(Beginning of EXERCISE INPUTS)

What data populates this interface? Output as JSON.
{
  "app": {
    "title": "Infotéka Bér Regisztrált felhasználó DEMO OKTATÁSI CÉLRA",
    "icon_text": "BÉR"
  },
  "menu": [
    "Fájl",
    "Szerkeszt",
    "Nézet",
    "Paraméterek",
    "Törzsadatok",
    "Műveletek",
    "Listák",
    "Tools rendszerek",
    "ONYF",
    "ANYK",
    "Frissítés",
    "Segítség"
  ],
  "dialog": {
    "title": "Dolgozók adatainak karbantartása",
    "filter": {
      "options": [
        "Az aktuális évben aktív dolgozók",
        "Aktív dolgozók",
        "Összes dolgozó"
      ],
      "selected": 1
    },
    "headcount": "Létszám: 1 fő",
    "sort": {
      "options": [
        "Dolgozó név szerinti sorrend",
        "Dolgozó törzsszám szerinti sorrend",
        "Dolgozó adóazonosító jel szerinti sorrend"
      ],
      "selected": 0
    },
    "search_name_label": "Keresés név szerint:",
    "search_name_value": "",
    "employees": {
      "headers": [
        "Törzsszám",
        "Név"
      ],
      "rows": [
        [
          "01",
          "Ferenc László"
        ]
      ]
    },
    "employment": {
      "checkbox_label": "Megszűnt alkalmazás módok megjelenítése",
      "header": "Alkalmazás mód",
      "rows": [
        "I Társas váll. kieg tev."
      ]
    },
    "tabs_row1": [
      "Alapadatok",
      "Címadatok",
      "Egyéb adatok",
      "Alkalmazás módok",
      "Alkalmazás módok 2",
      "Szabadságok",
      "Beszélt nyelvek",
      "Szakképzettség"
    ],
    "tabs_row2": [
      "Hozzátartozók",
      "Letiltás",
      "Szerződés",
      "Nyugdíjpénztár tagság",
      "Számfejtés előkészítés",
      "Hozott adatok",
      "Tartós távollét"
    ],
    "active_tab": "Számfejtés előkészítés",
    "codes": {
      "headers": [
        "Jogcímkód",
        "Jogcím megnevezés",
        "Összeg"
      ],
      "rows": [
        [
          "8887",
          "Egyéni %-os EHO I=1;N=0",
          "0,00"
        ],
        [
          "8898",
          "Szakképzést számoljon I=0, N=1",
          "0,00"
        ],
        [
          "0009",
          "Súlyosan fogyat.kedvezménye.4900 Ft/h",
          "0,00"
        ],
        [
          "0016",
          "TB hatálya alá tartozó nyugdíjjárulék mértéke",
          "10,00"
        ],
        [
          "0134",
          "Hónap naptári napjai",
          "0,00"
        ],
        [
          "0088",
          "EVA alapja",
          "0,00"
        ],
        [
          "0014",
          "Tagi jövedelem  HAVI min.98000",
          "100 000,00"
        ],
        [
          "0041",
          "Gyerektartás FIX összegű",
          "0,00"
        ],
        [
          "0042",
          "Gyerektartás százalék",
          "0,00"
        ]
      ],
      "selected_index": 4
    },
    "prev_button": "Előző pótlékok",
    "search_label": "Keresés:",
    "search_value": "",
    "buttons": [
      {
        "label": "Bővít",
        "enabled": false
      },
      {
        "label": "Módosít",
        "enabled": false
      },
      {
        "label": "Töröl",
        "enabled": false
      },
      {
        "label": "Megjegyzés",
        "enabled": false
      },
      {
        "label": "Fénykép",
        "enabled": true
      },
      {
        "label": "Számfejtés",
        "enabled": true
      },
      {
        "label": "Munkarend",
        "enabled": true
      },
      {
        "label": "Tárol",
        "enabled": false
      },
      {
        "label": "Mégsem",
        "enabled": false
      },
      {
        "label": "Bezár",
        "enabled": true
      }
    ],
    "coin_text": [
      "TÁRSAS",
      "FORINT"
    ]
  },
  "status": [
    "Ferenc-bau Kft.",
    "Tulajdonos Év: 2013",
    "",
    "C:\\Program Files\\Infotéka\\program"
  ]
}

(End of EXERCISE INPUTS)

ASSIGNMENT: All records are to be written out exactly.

ANSWER FOR THE TASK:
What data populates this interface? Output as JSON.
{
  "app": {
    "title": "Infotéka Bér Regisztrált felhasználó DEMO OKTATÁSI CÉLRA",
    "icon_text": "BÉR"
  },
  "menu": [
    "Fájl",
    "Szerkeszt",
    "Nézet",
    "Paraméterek",
    "Törzsadatok",
    "Műveletek",
    "Listák",
    "Tools rendszerek",
    "ONYF",
    "ANYK",
    "Frissítés",
    "Segítség"
  ],
  "dialog": {
    "title": "Dolgozók adatainak karbantartása",
    "filter": {
      "options": [
        "Az aktuális évben aktív dolgozók",
        "Aktív dolgozók",
        "Összes dolgozó"
      ],
      "selected": 1
    },
    "headcount": "Létszám: 1 fő",
    "sort": {
      "options": [
        "Dolgozó név szerinti sorrend",
        "Dolgozó törzsszám szerinti sorrend",
        "Dolgozó adóazonosító jel szerinti sorrend"
      ],
      "selected": 0
    },
    "search_name_label": "Keresés név szerint:",
    "search_name_value": "",
    "employees": {
      "headers": [
        "Törzsszám",
        "Név"
      ],
      "rows": [
        [
          "01",
          "Ferenc László"
        ]
      ]
    },
    "employment": {
      "checkbox_label": "Megszűnt alkalmazás módok megjelenítése",
      "header": "Alkalmazás mód",
      "rows": [
        "I Társas váll. kieg tev."
      ]
    },
    "tabs_row1": [
      "Alapadatok",
      "Címadatok",
      "Egyéb adatok",
      "Alkalmazás módok",
      "Alkalmazás módok 2",
      "Szabadságok",
      "Beszélt nyelvek",
      "Szakképzettség"
    ],
    "tabs_row2": [
      "Hozzátartozók",
      "Letiltás",
      "Szerződés",
      "Nyugdíjpénztár tagság",
      "Számfejtés előkészítés",
      "Hozott adatok",
      "Tartós távollét"
    ],
    "active_tab": "Számfejtés előkészítés",
    "codes": {
      "headers": [
        "Jogcímkód",
        "Jogcím megnevezés",
        "Összeg"
      ],
      "rows": [
        [
          "8887",
          "Egyéni %-os EHO I=1;N=0",
          "0,00"
        ],
        [
          "8898",
          "Szakképzést számoljon I=0, N=1",
          "0,00"
        ],
        [
          "0009",
          "Súlyosan fogyat.kedvezménye.4900 Ft/h",
          "0,00"
        ],
        [
          "0016",
          "TB hatálya alá tartozó nyugdíjjárulék mértéke",
          "10,00"
        ],
        [
          "0134",
          "Hónap naptári napjai",
          "0,00"
        ],
        [
          "0088",
          "EVA alapja",
          "0,00"
        ],
        [
          "0014",
          "Tagi jövedelem  HAVI min.98000",
          "100 000,00"
        ],
        [
          "0041",
          "Gyerektartás FIX összegű",
          "0,00"
        ],
        [
          "0042",
          "Gyerektartás százalék",
          "0,00"
        ]
      ],
      "selected_index": 4
    },
    "prev_button": "Előző pótlékok",
    "search_label": "Keresés:",
    "search_value": "",
    "buttons": [
      {
        "label": "Bővít",
        "enabled": false
      },
      {
        "label": "Módosít",
        "enabled": false
      },
      {
        "label": "Töröl",
        "enabled": false
      },
      {
        "label": "Megjegyzés",
        "enabled": false
      },
      {
        "label": "Fénykép",
        "enabled": true
      },
      {
        "label": "Számfejtés",
        "enabled": true
      },
      {
        "label": "Munkarend",
        "enabled": true
      },
      {
        "label": "Tárol",
        "enabled": false
      },
      {
        "label": "Mégsem",
        "enabled": false
      },
      {
        "label": "Bezár",
        "enabled": true
      }
    ],
    "coin_text": [
      "TÁRSAS",
      "FORINT"
    ]
  },
  "status": [
    "Ferenc-bau Kft.",
    "Tulajdonos Év: 2013",
    "",
    "C:\\Program Files\\Infotéka\\program"
  ]
}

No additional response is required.